While Axos First Checking doesn’t have quite as many “kid-centric” features as some of the other debit cards and prepaid cards we’ve mentioned, it’s still a solid choice for many high schoolers.
Chase First Banking
Before we cover the details of Chase First Banking for kids, note that parents must first have a qualifying Chase checking account.
Once you’re a Chase member, you’re then eligible to open a checking account for your child.
With it, your child will receive a Chase debit card that you can manage and send money to for an allowance, completing a chore, and so on.
You can also place limits on how much your child can spend or withdraw from an ATM, giving them a level of freedom without having to worry about them going overboard.
There’s also a built-in savings system through the Chase Mobile App that allows kids to set savings goals and track their progress every step of the way. Also check out our Credit or Debit Card for a Teenager article for our opinion on the matter.
If you’re looking for a hands-on way to promote financial education and encourage spending responsibly, Chase First Banking is a great option to consider for a checking account.
Can You Get a Debit Card for a Child?
Every debit card on this list is specifically intended for children under 18.
Some have minimum age requirements, like 13, while others have no minimum age.
It’s generally recommended to wait until at least seven years of age, as that’s when research shows an average child is ready to learn money management skills.
However, some kids as young as five may have the maturity to handle it.
You may also want to test the water with a prepaid debit card initially so you can control how much money your child is spending. Once you feel comfortable with their progress, you can move past prepaid debit and open a regular checking account.
What Type of Debit Card is Best for Kids?
It largely depends on age.
Some like GoHenry and Step are suited for kids as young as six, while others like Jelli and Copper are better for teenagers between 13 and 17.
Ideally, you’ll want to choose a debit card or prepaid card that offers streamlined allowance/chore deposits and parental controls.
Also, we suggest choosing a debit card that places a strong emphasis on financial education, offering tools and resources to help kids make good money management decisions.
For younger kids, it often makes sense to start with a prepaid debit card before advancing to a traditional checking account.
Are Debit Cards for Kids Safe?

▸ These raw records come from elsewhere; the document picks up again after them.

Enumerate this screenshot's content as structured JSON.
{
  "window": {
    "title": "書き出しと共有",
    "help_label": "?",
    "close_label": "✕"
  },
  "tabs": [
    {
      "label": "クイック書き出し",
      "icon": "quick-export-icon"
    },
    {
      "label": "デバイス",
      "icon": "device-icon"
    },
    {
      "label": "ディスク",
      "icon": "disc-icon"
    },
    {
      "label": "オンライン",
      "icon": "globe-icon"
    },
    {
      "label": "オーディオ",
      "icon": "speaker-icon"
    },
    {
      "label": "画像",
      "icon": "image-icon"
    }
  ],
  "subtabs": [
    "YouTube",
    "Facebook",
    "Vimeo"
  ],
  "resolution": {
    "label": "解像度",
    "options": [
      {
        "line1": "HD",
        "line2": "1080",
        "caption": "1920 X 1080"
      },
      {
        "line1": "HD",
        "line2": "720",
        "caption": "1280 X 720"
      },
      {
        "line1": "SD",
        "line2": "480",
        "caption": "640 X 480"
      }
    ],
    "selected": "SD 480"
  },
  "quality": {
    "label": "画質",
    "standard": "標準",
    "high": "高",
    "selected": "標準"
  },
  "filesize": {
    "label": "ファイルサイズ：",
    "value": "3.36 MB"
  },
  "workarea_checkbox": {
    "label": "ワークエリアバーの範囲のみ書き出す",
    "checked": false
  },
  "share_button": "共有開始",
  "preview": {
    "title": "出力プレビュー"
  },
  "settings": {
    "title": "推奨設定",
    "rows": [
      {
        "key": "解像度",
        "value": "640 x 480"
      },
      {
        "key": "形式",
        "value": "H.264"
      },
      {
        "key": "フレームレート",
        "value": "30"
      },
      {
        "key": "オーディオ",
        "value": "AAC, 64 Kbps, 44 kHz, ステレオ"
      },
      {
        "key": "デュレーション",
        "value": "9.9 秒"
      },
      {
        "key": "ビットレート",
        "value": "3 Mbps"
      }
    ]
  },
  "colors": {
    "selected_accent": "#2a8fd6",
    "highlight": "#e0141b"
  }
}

Most debit cards for kids have the same level of security that you get with a traditional debit or credit card for adults.
For example, many are FDIC-insured and have zero liability protection.
Some, like Axos Bank, even have biometric authentication.
However, you should always do your due diligence and check on security measures a bank account uses and check user reviews.
Nick is an author, small business owner, and finance/digital marketing writer. He’s been covering the industry for over a decade and loves exploring topics to help other small businesses succeed. You can connect with him at Nickmannwrites.com.